Gator Pie

I adore many things about New Orleans, but the combination of music, food and culture at the Jazz and Heritage Festival is irresistible. This year, between Kermit Ruffins’ upbeat trad jazz set and rowdy Rebirth Brass Band, I took a stroll down the long lane of food stalls painted like old-town storefronts. There are several such streets of food to explore. I sampled as much as possible, including Duck Po’Boy and Miss Linda Green’s famous Ya Ka Mein.

Alligator Pie is a new favorite. The flakey, homemade crust puts all other fried pies to shame. Gator meat as fresh and tender as any Texas brisket, and the sauce—let’s just say this sauce has teeth. The sign should read “Alligator Pie: it bites you back!”

The sauce wrapped around my fresh gulf Shrimp and Grits was creamy, almost like étouffeé, but with a little red Louisiana heat. I scooped it up while waiting for the Comanche Hunters Mardi Gras Indians–a heart-stopping performance of costume, dance, voice and percussion like nothing else in the world. I tried Crawfish Monica: fusilli pasta with a light cream sauce, laced with garlic and paprika, with big chunks of ‘mudbugs’ in every bite.

And there are still dozens of things I didn’t get to try: Crawfish Sausage Po’Boy, Crabmeat Stuffed Shrimp, Oyster Pattie, Mango Freeze, Crawfish Sack.  Crawfish Sack?  What is that?  Sounds like a reason to go back to New Orleans as soon as possible.

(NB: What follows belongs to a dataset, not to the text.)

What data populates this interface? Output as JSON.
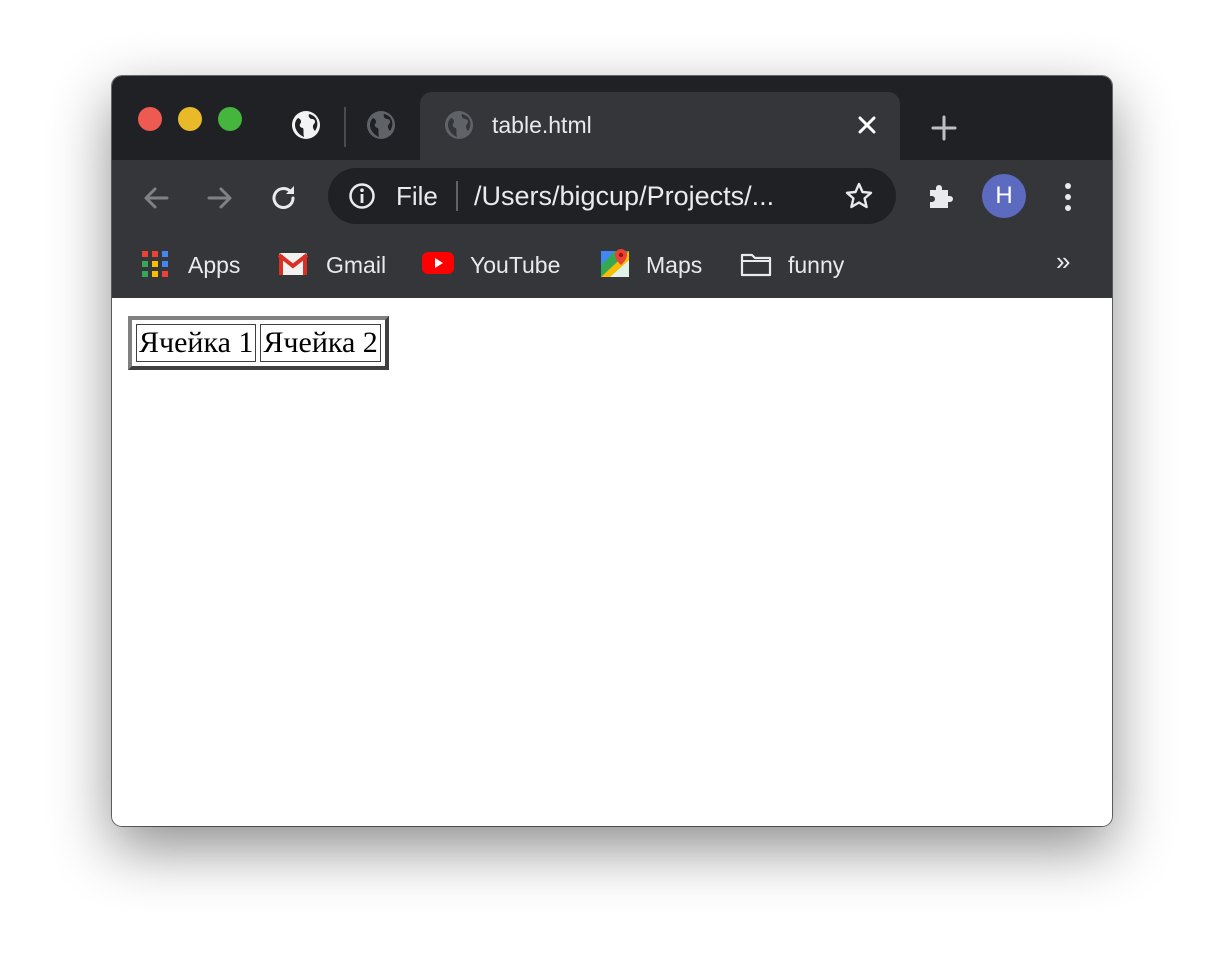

I had to trade my son three shrimp from my po’boy to get a taste of his Crawfish Beignet. Worth it! Crunchy fritter on the outside gave way to light-as-air breading on the inside, with shreds of crawfish and spices throughout, topped with a thread of remoulade sauce from a gallon pump bottle.

Only in New Orleans!

Shrimp & Grits

Foodie Lane

Duck Po'Boy